  • Keep, of course. Ƿidsiþ 18:23, 22 February 2011 (UTC)
  • Delete, I think: we don't currently have German-specific CFI that forbid this, but we should, so . . . —RuakhTALK 18:27, 22 February 2011 (UTC)

Is this fear of including "sum of part" compounds based on an assumption that accepting them would lead to an exploding number of entries? If so, I doubt that words like Zirkusschule (and Baumschule and Tanzschule) will cause such an explosion. It's not like any two words will form a useful compound (there are no Zirkusbluhme, Zirkusbuch, Zirkuskindergarten, etc.). The compounds with Zirkus- and -schule, respectively, are a few dozens, not more. We should define more carefully what the problem is that we want to avoid, and study where that problem arises. --LA2 18:39, 22 February 2011 (UTC)

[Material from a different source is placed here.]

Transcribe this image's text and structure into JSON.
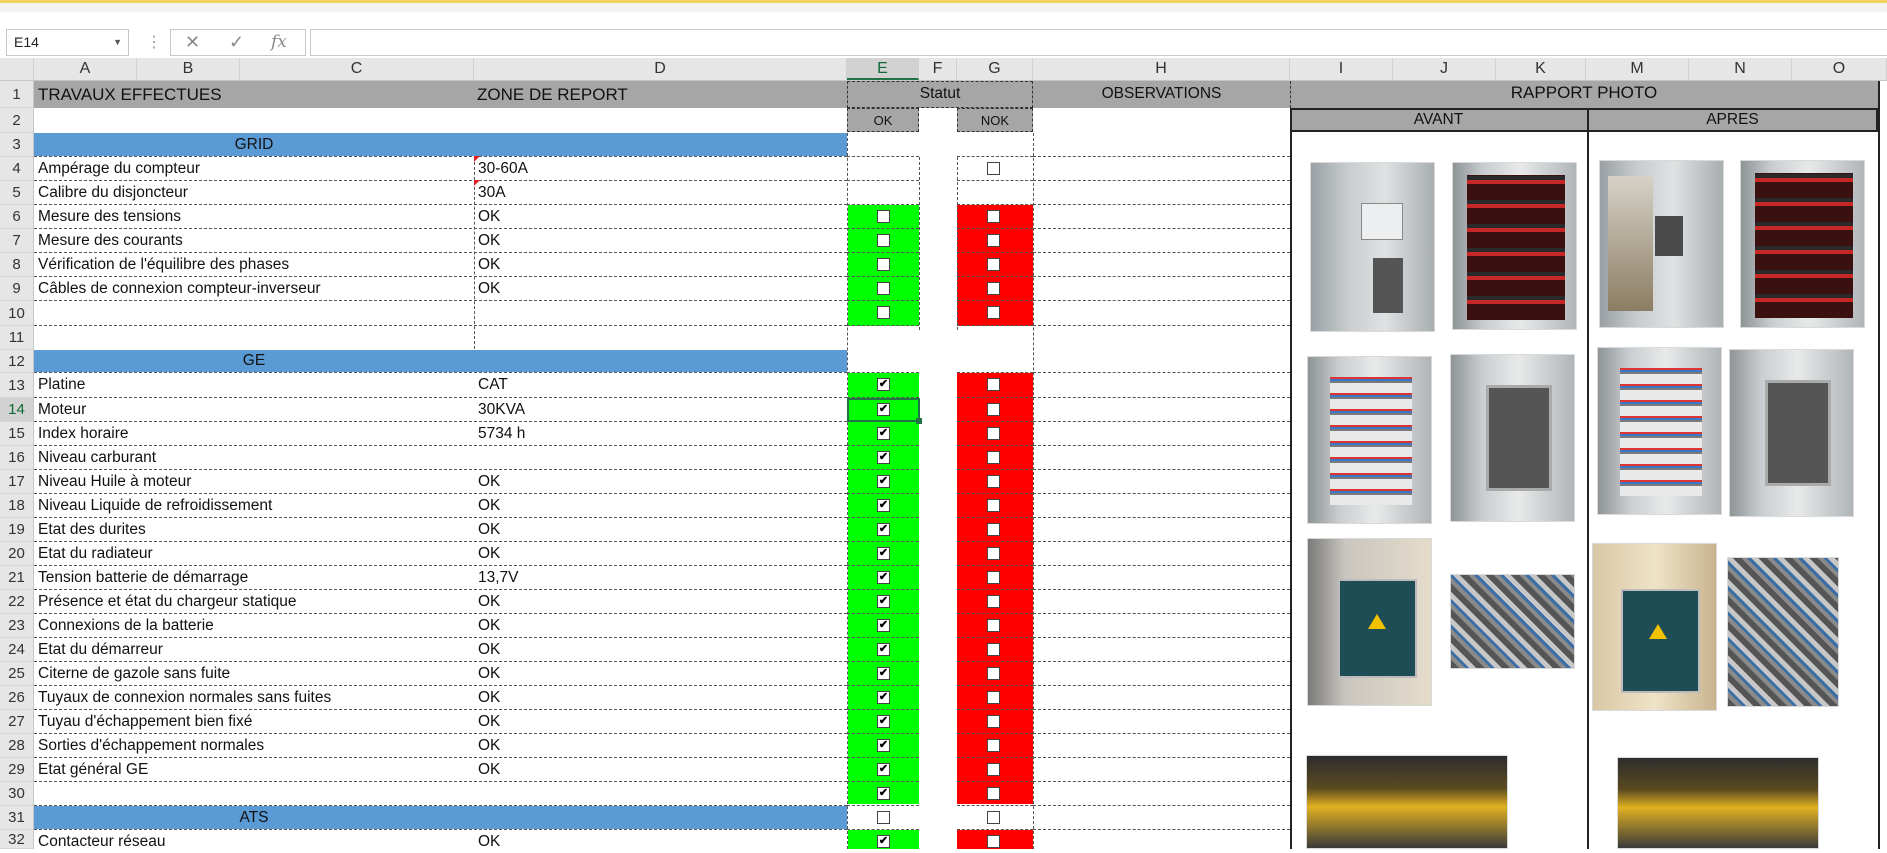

Good thinking, LA2. I think keeping only the attestable compounds is a good compromise which serves most needs, and doesn't tap the resources too heavily. If we are worried about resources, a bigger problem are the potentially very numerous word forms of heavily inflected languages such as Romance and Fenno-Ugric languages. I once estimated that the total count of all sensible (easily perceived) combinations of Finnish cases, verb forms, suffixes and clitics may very well be closer to one billion than 100 million. We have discussed this issue within the active Finnish contributors, and I believe we are approaching a solution which would considerably limit the theoretical maximum. --Hekaheka 22:05, 22 February 2011 (UTC)
Would anybody propose to delete de:Tanzschule? I'm afraid they would not be welcome. Lmaltier 21:49, 22 February 2011 (UTC)

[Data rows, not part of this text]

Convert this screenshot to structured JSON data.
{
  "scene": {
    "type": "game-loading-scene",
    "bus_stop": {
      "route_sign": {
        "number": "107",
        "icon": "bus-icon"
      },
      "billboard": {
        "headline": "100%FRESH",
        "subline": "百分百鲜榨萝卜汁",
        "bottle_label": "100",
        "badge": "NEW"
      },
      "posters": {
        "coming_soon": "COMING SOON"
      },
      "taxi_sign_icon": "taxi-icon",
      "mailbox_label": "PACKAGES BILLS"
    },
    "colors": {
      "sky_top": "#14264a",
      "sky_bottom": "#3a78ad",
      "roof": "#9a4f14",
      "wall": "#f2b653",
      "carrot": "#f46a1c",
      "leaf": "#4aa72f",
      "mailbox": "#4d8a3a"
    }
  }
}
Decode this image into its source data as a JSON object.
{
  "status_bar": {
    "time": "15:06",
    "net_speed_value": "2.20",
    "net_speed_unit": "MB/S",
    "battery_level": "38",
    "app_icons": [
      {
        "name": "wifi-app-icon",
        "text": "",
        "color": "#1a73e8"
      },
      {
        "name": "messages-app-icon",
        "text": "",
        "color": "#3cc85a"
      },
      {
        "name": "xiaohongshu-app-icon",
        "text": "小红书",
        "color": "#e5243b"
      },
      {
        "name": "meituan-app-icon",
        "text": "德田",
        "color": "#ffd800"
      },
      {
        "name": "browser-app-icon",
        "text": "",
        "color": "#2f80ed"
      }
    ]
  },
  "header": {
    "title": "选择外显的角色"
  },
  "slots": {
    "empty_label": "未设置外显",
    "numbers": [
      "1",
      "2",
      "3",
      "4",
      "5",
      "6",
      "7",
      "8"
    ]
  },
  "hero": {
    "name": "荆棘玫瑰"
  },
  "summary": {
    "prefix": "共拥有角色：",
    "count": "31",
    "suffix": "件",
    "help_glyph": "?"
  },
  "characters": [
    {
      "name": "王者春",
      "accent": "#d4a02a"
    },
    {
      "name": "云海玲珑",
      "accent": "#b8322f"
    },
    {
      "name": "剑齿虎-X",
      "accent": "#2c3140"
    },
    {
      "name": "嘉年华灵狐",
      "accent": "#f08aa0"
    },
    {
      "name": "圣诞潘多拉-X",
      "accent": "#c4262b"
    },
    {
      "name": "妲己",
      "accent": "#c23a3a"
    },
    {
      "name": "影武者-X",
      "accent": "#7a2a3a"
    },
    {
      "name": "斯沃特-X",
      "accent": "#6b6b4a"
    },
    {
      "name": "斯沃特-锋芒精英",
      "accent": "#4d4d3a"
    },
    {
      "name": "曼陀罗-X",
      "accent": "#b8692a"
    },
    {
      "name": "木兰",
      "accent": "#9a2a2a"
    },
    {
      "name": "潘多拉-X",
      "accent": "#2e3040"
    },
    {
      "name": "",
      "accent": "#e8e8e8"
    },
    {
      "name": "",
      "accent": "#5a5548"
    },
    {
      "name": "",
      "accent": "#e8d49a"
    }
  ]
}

I fail to see why another Wiki-project's policy is binding on us. I'm not going to tell them what to do, and they will probably return the favor.--Prosfilaes 03:36, 23 February 2011 (UTC)

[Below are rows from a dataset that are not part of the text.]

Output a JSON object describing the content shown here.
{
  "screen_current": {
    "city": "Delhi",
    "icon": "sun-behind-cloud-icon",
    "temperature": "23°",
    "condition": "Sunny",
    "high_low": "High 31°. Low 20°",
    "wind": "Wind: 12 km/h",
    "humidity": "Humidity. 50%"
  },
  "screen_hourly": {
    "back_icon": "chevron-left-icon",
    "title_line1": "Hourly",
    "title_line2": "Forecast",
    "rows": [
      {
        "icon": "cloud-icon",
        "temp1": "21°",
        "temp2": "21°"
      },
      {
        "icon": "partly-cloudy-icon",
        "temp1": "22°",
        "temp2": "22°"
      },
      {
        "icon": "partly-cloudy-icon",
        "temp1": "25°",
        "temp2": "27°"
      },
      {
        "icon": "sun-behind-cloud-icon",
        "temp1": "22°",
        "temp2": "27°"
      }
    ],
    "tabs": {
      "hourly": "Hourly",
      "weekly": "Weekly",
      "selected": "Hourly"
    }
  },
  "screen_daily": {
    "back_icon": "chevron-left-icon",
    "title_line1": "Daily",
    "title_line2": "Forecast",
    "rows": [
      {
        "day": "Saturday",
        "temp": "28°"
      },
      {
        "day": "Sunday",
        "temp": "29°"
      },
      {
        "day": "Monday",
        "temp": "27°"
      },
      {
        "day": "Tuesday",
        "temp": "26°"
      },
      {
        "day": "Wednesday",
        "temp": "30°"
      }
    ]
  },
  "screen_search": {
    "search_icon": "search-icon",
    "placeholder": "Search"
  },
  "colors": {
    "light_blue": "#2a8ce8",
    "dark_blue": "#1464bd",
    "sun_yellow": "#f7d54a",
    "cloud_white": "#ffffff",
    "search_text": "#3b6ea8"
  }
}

Well, they are like to understand what a German word is better than us. Lmaltier 07:00, 23 February 2011 (UTC)
I agree with Prosfilaes.​—msh210 (talk) 16:13, 23 February 2011 (UTC)
  • Keep. As someone who doesn't speak German, how would I know that it is sum of parts.--Dmol 22:17, 22 February 2011 (UTC)
  • Keep. It's a word. And I don't see how deleting words from the project makes it a better project. ---> Tooironic 03:43, 23 February 2011 (UTC)
  • Keep. The CFI for German words and SoP should be defined clearer. Although Zirkusschule simply means circus school, like Stadtbibliothek means city library and Staatsregierung means state government. I'm for keeping. --Anatoli 04:08, 23 February 2011 (UTC)
  • Keep. If we ever get CFI for German that excludes some closed compounds (spelled without spaces), then I think that closed compounds with low number of stems still should be kept. "Zirkusschule" has two stems, like "Kopfschmerz". --Dan Polansky 09:14, 23 February 2011 (UTC)
  • certainly Keep. Matthias Buchmeier 16:25, 23 February 2011 (UTC)

Kept per consensus. DAVilla 05:59, 24 February 2011 (UTC)